Tuesday, August 21, 2007

Heps, who did steps, aren't stepping anymore they're doing choreography

Choreography.
That's the word that stays in my head when a long while ago Roland got a bunch of folks from the CotRRBP and the CotGL (both Episcopal) to attend... you know I don't have an alternative name for Holy Cross (Orthodox). Anyway, Ronald briefly explained the choreography so that we wouldn't get hit by a hot thurible.
There is a fair amount of optional choreography in worship. Of course, this does not trump music that is in common with the various traditions I run into as I dance along the theological fence. But I do wonder why does one bend the knee at this point of the Nicene Creed and why genuflect at various points, or bow at others? I'm really wondering now that I've just noticed, yes, just noticed that there are no crucifixes (savior on a stick) in the procession nor anywhere to be seen. Where the &%$!@ is my Lord dying for my salvation! What I thought was the crucifix was actually a really ornate cross. I thought I was bowing before the reminder of the sacrifice and symbol of G-d's love. Beh.

3 comments:

Roland said...

At CotGL there are numerous processional crosses, and the crucifer can choose to use any of them. The "usual" cross is the silver Christ the King on a black pole, but there are also an ornate Coptic cross and a fleur-de-lys cross. There is a small processional cross with an actual crucifix, but it is normally used only for funerals. There is also the original processional cross, which is a plain brass cross on a red pole. This was the first processional cross in the whole diocese, and it was quite controversial in its day, even without an image of our Lord's body!

One bows to the cross, whether Christ is explicitly shown or not, for the same reason one bows to the altar or the Gospel book - it's a symbol of Christ.

At CotRRBP, I would be surprised if they had an actual crucifix. The fact that they do MP as the main service twice a month should be a clue that the parish is at the Protestant end of the Episcopal spectrum.

Mari said...

One of the reasons I heard about bowing at the altar was that the 'host' was present. And I've heard some (all?) RC churches have a small crumb of the host for adoration of the host something or another.
MP, that's the Sunday I go to the screamy baby services.

Roland said...

Bowing to the altar and venerating the sacrament are two different things. One should always bow to an altar (except during a procession). And one should always genuflect toward the Blessed Sacrament. Traditionally (like at CotGL), the Sacrament is stored in a tabernacle above and behind the altar, so genuflecting covers both duties. But in most modern RC churches, the tabernacle is at a side altar, which you may or may not be able to find. If you see it, genuflect to it. Otherwise, just bow toward the altar.

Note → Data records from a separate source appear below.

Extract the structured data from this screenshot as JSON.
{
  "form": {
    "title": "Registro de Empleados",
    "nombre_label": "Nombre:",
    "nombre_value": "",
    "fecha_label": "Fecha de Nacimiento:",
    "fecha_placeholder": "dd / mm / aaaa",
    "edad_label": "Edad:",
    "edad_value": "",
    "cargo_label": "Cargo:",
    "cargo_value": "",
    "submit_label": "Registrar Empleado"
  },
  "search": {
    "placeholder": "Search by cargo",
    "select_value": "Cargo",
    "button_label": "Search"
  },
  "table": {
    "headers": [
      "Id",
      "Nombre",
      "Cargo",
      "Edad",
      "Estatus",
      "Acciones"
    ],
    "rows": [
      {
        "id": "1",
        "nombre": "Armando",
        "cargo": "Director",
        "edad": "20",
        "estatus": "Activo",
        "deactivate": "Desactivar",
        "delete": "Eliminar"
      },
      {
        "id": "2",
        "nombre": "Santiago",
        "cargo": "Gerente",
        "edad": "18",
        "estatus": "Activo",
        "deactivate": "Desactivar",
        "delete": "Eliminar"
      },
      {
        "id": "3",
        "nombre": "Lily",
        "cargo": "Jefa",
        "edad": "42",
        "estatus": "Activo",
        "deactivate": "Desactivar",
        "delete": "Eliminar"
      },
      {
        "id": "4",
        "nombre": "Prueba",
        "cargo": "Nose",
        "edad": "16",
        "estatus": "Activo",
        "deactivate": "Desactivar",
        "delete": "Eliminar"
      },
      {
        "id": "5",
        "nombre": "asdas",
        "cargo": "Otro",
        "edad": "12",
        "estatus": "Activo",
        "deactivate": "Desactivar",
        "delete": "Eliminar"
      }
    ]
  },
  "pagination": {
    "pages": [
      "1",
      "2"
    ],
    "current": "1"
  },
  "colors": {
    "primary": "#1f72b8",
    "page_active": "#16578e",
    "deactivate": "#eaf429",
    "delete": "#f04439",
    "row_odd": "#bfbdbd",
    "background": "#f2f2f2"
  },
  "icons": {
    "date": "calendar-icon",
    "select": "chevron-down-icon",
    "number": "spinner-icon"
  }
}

Hint: If the Sacrament is present, there should be a lamp burning nearby.